VA CLAIMS BACKLOG UPDATE: The Defense Department is developing more in-depth exit physicals for departing troops and lending staff to the Department of Veterans Affairs in an effort to help eliminate the massive backlog of disability claims. VA Secretary Eric Shinseki said those efforts, combined with earlier department initiatives to create express service for simple claims and highly trained processing teams for complex ones, will help ease the problem in 2013 and keep the agency on track to eliminate the backlog by the end of 2015. Progress on that promise has been slow. Since July, when the new processing protocols were implemented, the number of disability claims pending for more than 125 days has remained stagnant, at nearly 600,000 cases. In fiscal 2012, the average VA pension or compensation claim took more than 260 days to complete. In a news conference 6 DEC, Shinseki acknowledged that “veterans still wait too long for the benefits they deserve,” but he insisted that the department is on the right track to fix the problem.

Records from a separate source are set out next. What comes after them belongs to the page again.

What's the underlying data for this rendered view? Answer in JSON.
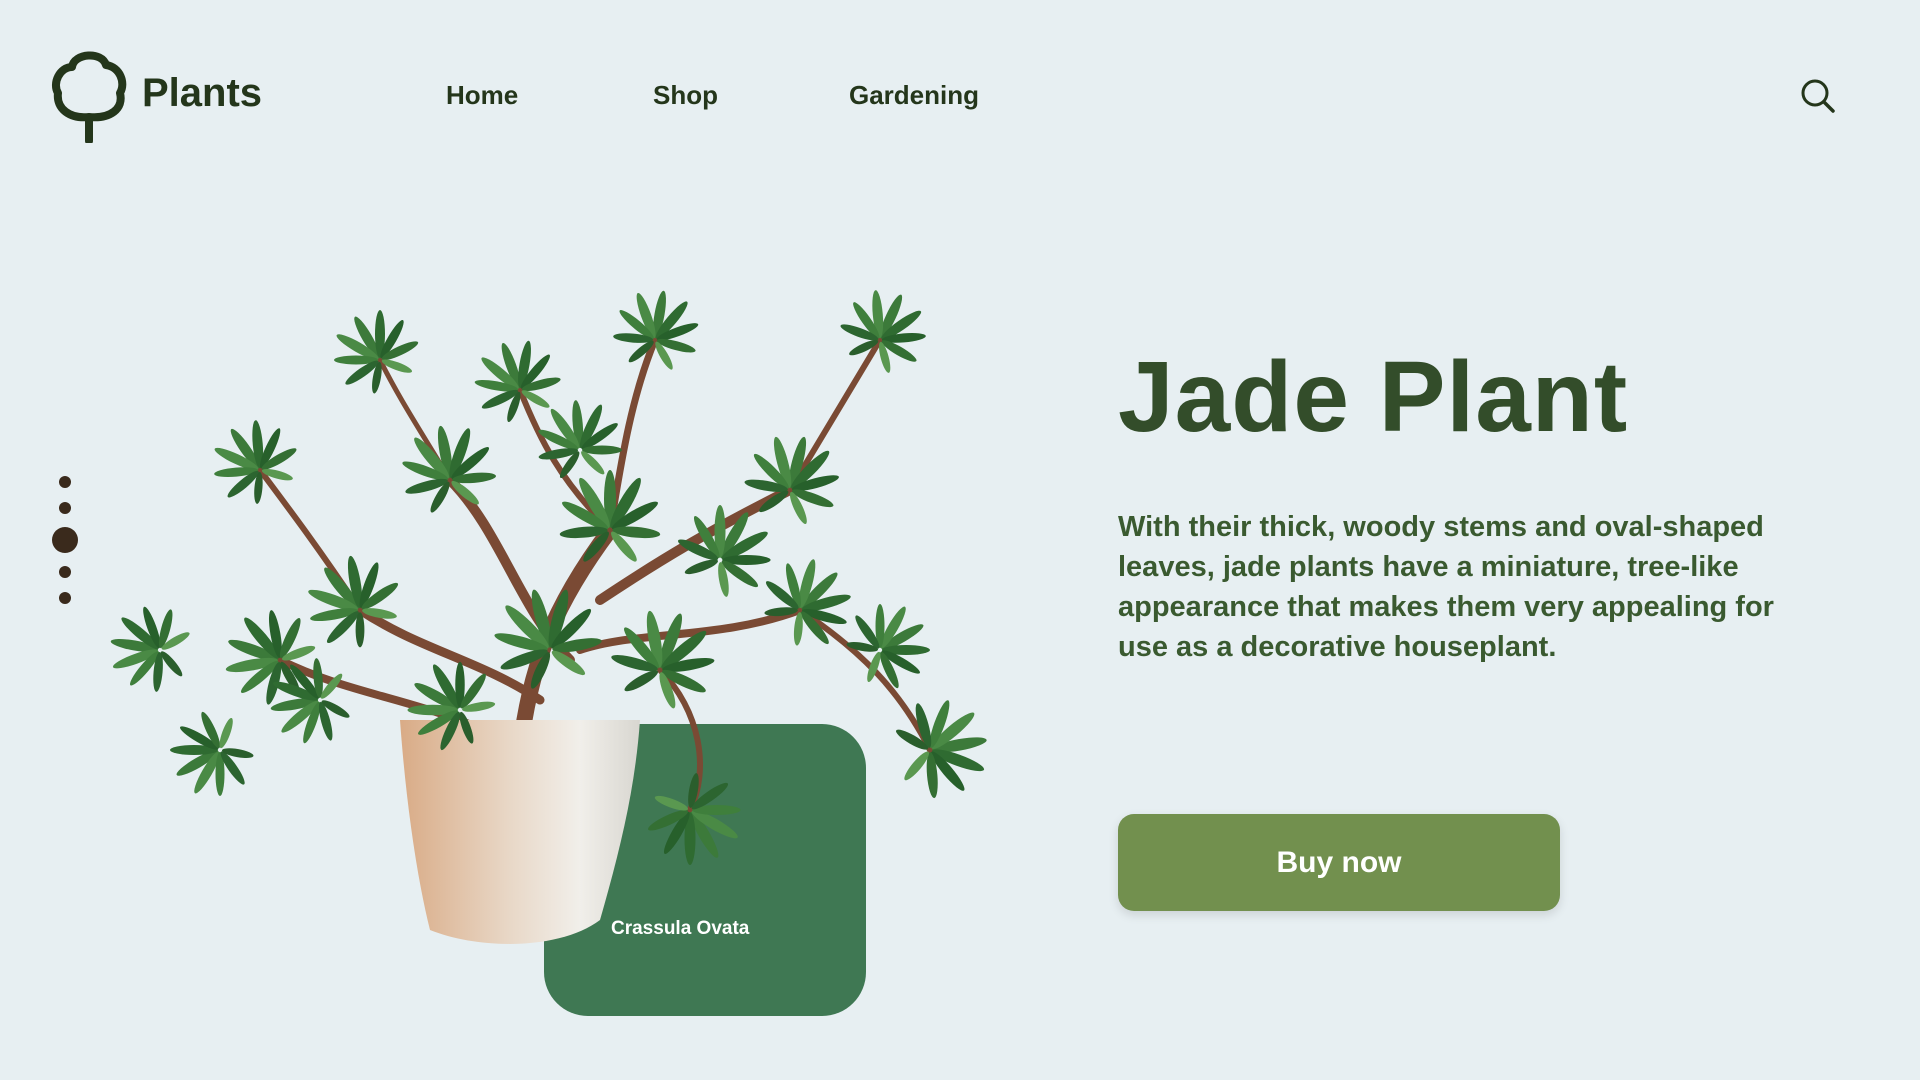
{
  "brand": {
    "name": "Plants",
    "logo_icon": "tree-icon"
  },
  "nav": {
    "items": [
      {
        "label": "Home"
      },
      {
        "label": "Shop"
      },
      {
        "label": "Gardening"
      }
    ]
  },
  "search": {
    "icon": "search-icon"
  },
  "pager": {
    "count": 5,
    "active_index": 2
  },
  "hero": {
    "title": "Jade Plant",
    "description": "With their thick, woody stems and oval-shaped leaves, jade plants have a miniature, tree-like appearance that makes them very appealing for use as a decorative houseplant.",
    "button_label": "Buy now",
    "tag_label": "Crassula Ovata"
  },
  "colors": {
    "background": "#e7eff2",
    "primary_text": "#334d2a",
    "button": "#72904e",
    "tag_card": "#3f7853",
    "dot": "#3a2a1c"
  }
}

The joint DOD-VA announcements came after Shinseki and Defense Secretary Leon Panetta held their latest meeting on improving collaboration between the two departments. Panetta listed the backlog as a key concern not just of the VA, but also of his department. “We owe it to them to give them the tools they need to succeed,” he said. “In many ways, this is a national security issue. It goes to the heart of taking care of the people who fought for us.” In recent years, the agencies have worked closely to develop plans for lifetime electronic health records for troops and veterans, shared medical facilities, and better mental health research and response. The VA and DOD in recent months have been developing a transition program for separating servicemembers, which should be fully implemented in early 2013. The two secretaries also said they’re working on new joint suicide prevention efforts and that they have ordered their staffs to find ways to accelerate the lifetime health records integration faster than the 2017 target.

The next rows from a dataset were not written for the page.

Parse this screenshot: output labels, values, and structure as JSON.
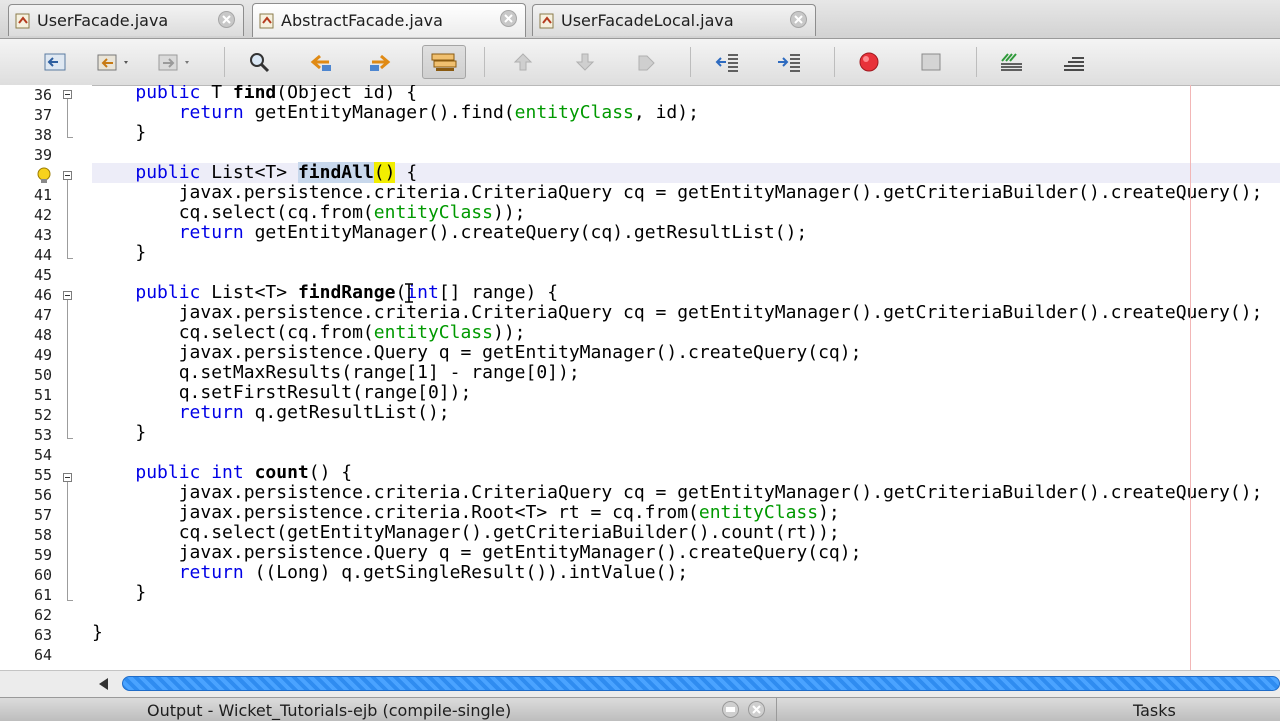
{
  "tabs": [
    {
      "label": "UserFacade.java",
      "active": false
    },
    {
      "label": "AbstractFacade.java",
      "active": true
    },
    {
      "label": "UserFacadeLocal.java",
      "active": false
    }
  ],
  "toolbar": {
    "icons": [
      "back-icon",
      "last-edit-icon",
      "forward-icon",
      "find-icon",
      "find-previous-icon",
      "find-next-icon",
      "toggle-highlight-icon",
      "previous-bookmark-icon",
      "next-bookmark-icon",
      "toggle-bookmark-icon",
      "shift-left-icon",
      "shift-right-icon",
      "record-macro-icon",
      "stop-macro-icon",
      "comment-icon",
      "uncomment-icon"
    ]
  },
  "editor": {
    "line_numbers": [
      "36",
      "37",
      "38",
      "39",
      "",
      "41",
      "42",
      "43",
      "44",
      "45",
      "46",
      "47",
      "48",
      "49",
      "50",
      "51",
      "52",
      "53",
      "54",
      "55",
      "56",
      "57",
      "58",
      "59",
      "60",
      "61",
      "62",
      "63",
      "64"
    ],
    "colors": {
      "keyword": "#0000e6",
      "field": "#009900",
      "margin": "#f2b6b6"
    }
  },
  "status": {
    "output_label": "Output - Wicket_Tutorials-ejb (compile-single)",
    "tasks_label": "Tasks"
  }
}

Those plans should relieve some of the stress on VA systems as thousands of new veterans leave the military in coming years. Currently, the 1 million claims processed by the VA annually aren’t keeping up with the 1-million-plus new cases being filed. “We will get control of the numbers,” Shinseki said. “We have both short term and long term solutions.” Defense officials did not provide specifics on the number of military employees assisting with VA processing, or what the more thorough exit physicals will entail. Panetta and Shinseki said better medical information on veterans before they leave the military will simplify claims later on, hopefully speeding up the process. VA officials said the extra information will be especially helpful with severely wounded servicemembers, who often have multiple injuries and much more complicated paperwork. [Source: Star & Stripes | Leo Shane |
•The American Legion Post 70 has on hand American flags, all of the military service flags, POW/MIA flags, and S.C. State flags. Contact a member of Post 70 to purchase flags; the cost is $5
American Legion Post 70 - Meeting at 1800 on the 3rd Tuesday of the month. For more info please contact Thomas Crisp at 940-2793.
American Legion Post 24, of Newberry, meeting is on the 2nd Tuesday of the month at 1830. The AMERICAN LEGION AUXILIARY – UNIT 24 meet the same day at 3 p.m. at Post 24